For decades, privatization was a dirty word in Brazil. Even after several scandals which unveiled corruption schemes in state-run companies, only 17 percent of Brazilians are in favor of privatizing public companies, according to a survey by Ipsos.
Brazil has more state-owned companies than any other Latin American country: 418, of which 138 are federally owned. When compared to member states of the Organization for Economic Cooperation and Development (OECD), Brazil’s numbers seem even more incredible. Hungary, which comes in second place, has 370 such firms, while Mexico has 78 and, Chile, at the bottom of the ranking, has only 25.

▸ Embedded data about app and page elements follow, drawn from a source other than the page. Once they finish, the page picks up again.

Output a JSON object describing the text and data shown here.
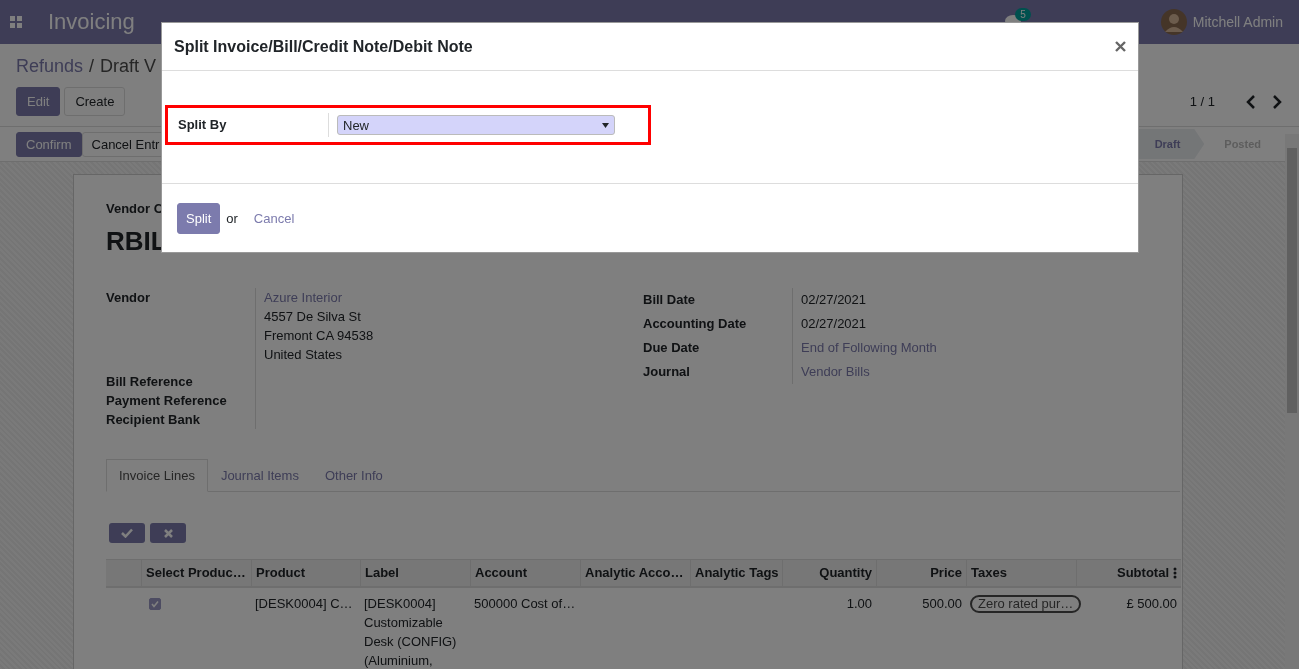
{
  "navbar": {
    "app_title": "Invoicing",
    "chat_badge": "5",
    "user": "Mitchell Admin"
  },
  "breadcrumb": {
    "parent": "Refunds",
    "separator": "/",
    "current": "Draft V"
  },
  "control_buttons": [
    {
      "label": "Edit",
      "kind": "primary"
    },
    {
      "label": "Create",
      "kind": "secondary"
    }
  ],
  "pager": "1 / 1",
  "status_buttons": [
    {
      "label": "Confirm",
      "kind": "primary"
    },
    {
      "label": "Cancel Entr",
      "kind": "secondary"
    }
  ],
  "statusbar": [
    {
      "label": "Draft",
      "selected": true
    },
    {
      "label": "Posted",
      "selected": false
    }
  ],
  "form": {
    "subtitle": "Vendor C",
    "name": "RBIL",
    "vendor": {
      "label": "Vendor",
      "link": "Azure Interior",
      "address": [
        "4557 De Silva St",
        "Fremont CA 94538",
        "United States"
      ]
    },
    "left_labels": [
      "Bill Reference",
      "Payment Reference",
      "Recipient Bank"
    ],
    "right_fields": [
      {
        "label": "Bill Date",
        "value": "02/27/2021",
        "kind": "text"
      },
      {
        "label": "Accounting Date",
        "value": "02/27/2021",
        "kind": "text"
      },
      {
        "label": "Due Date",
        "value": "End of Following Month",
        "kind": "link"
      },
      {
        "label": "Journal",
        "value": "Vendor Bills",
        "kind": "link"
      }
    ],
    "tabs": [
      {
        "label": "Invoice Lines",
        "selected": true
      },
      {
        "label": "Journal Items",
        "selected": false
      },
      {
        "label": "Other Info",
        "selected": false
      }
    ],
    "table": {
      "columns": [
        {
          "label": "Select Produc…",
          "kind": "text"
        },
        {
          "label": "Product",
          "kind": "text"
        },
        {
          "label": "Label",
          "kind": "text"
        },
        {
          "label": "Account",
          "kind": "text"
        },
        {
          "label": "Analytic Acco…",
          "kind": "text"
        },
        {
          "label": "Analytic Tags",
          "kind": "text"
        },
        {
          "label": "Quantity",
          "kind": "number"
        },
        {
          "label": "Price",
          "kind": "number"
        },
        {
          "label": "Taxes",
          "kind": "text"
        },
        {
          "label": "Subtotal",
          "kind": "number"
        }
      ],
      "rows": [
        {
          "checked": true,
          "product": "[DESK0004] C…",
          "label": "[DESK0004] Customizable Desk (CONFIG) (Aluminium,",
          "account": "500000 Cost of…",
          "quantity": "1.00",
          "price": "500.00",
          "taxes": "Zero rated pur…",
          "subtotal": "£ 500.00"
        }
      ]
    }
  },
  "dialog": {
    "title": "Split Invoice/Bill/Credit Note/Debit Note",
    "field_label": "Split By",
    "select_value": "New",
    "primary_button": "Split",
    "or_text": "or",
    "cancel_link": "Cancel"
  }
}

As the country’s debt inches close to 90 percent of its GDP, according to the International Monetary Fund (IMF), privatizations are returning to the center stage of Brazilian politics. Far-right populist Jair Bolsonaro was elected president despite promising to privatize “nearly all” state-owned companies, including Brazil’s crown jewel, oil and gas giant Petrobras.
Even if Mr. Bolsonaro’s presidential bid was fueled by a middle class angry at the Workers’ Party, it would be unimaginable to see such a pro-market candidate thrive. In 2006, then-social democratic presidential candidate Geraldo Alckmin had to wear a jacket with logos of state companies while pledging never to privatize them. But that wasn’t enough, and the Workers’ Party centered its negative campaign on Mr. Alckmin by mongering the fear of privatizations.